:: WHAT NEEDS TO BE DONE ::
Repeat the records in full, exactly.

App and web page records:
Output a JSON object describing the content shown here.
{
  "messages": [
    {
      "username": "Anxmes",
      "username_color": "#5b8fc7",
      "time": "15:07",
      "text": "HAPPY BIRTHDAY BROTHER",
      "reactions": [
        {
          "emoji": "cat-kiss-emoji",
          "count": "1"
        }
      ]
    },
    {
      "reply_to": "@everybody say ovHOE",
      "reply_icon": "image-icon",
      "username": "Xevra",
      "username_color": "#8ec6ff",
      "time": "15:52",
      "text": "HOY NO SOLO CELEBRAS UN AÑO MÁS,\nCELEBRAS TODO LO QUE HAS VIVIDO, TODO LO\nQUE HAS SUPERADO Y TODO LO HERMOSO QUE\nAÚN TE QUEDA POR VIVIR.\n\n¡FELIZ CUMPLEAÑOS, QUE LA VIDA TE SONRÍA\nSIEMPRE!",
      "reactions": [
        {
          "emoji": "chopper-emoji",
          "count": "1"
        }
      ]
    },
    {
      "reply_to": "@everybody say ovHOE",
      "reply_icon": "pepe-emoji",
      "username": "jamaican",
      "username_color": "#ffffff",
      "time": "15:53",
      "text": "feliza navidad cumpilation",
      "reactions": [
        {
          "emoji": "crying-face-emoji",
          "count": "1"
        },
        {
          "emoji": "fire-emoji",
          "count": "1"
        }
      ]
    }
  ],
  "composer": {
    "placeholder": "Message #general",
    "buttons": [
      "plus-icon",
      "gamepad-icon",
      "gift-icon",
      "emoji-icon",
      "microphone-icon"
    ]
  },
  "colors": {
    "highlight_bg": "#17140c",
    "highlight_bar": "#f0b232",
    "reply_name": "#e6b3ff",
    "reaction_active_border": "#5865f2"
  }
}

:: YOUR RESPONSE ::
Output a JSON object describing the content shown here.
{
  "messages": [
    {
      "username": "Anxmes",
      "username_color": "#5b8fc7",
      "time": "15:07",
      "text": "HAPPY BIRTHDAY BROTHER",
      "reactions": [
        {
          "emoji": "cat-kiss-emoji",
          "count": "1"
        }
      ]
    },
    {
      "reply_to": "@everybody say ovHOE",
      "reply_icon": "image-icon",
      "username": "Xevra",
      "username_color": "#8ec6ff",
      "time": "15:52",
      "text": "HOY NO SOLO CELEBRAS UN AÑO MÁS,\nCELEBRAS TODO LO QUE HAS VIVIDO, TODO LO\nQUE HAS SUPERADO Y TODO LO HERMOSO QUE\nAÚN TE QUEDA POR VIVIR.\n\n¡FELIZ CUMPLEAÑOS, QUE LA VIDA TE SONRÍA\nSIEMPRE!",
      "reactions": [
        {
          "emoji": "chopper-emoji",
          "count": "1"
        }
      ]
    },
    {
      "reply_to": "@everybody say ovHOE",
      "reply_icon": "pepe-emoji",
      "username": "jamaican",
      "username_color": "#ffffff",
      "time": "15:53",
      "text": "feliza navidad cumpilation",
      "reactions": [
        {
          "emoji": "crying-face-emoji",
          "count": "1"
        },
        {
          "emoji": "fire-emoji",
          "count": "1"
        }
      ]
    }
  ],
  "composer": {
    "placeholder": "Message #general",
    "buttons": [
      "plus-icon",
      "gamepad-icon",
      "gift-icon",
      "emoji-icon",
      "microphone-icon"
    ]
  },
  "colors": {
    "highlight_bg": "#17140c",
    "highlight_bar": "#f0b232",
    "reply_name": "#e6b3ff",
    "reaction_active_border": "#5865f2"
  }
}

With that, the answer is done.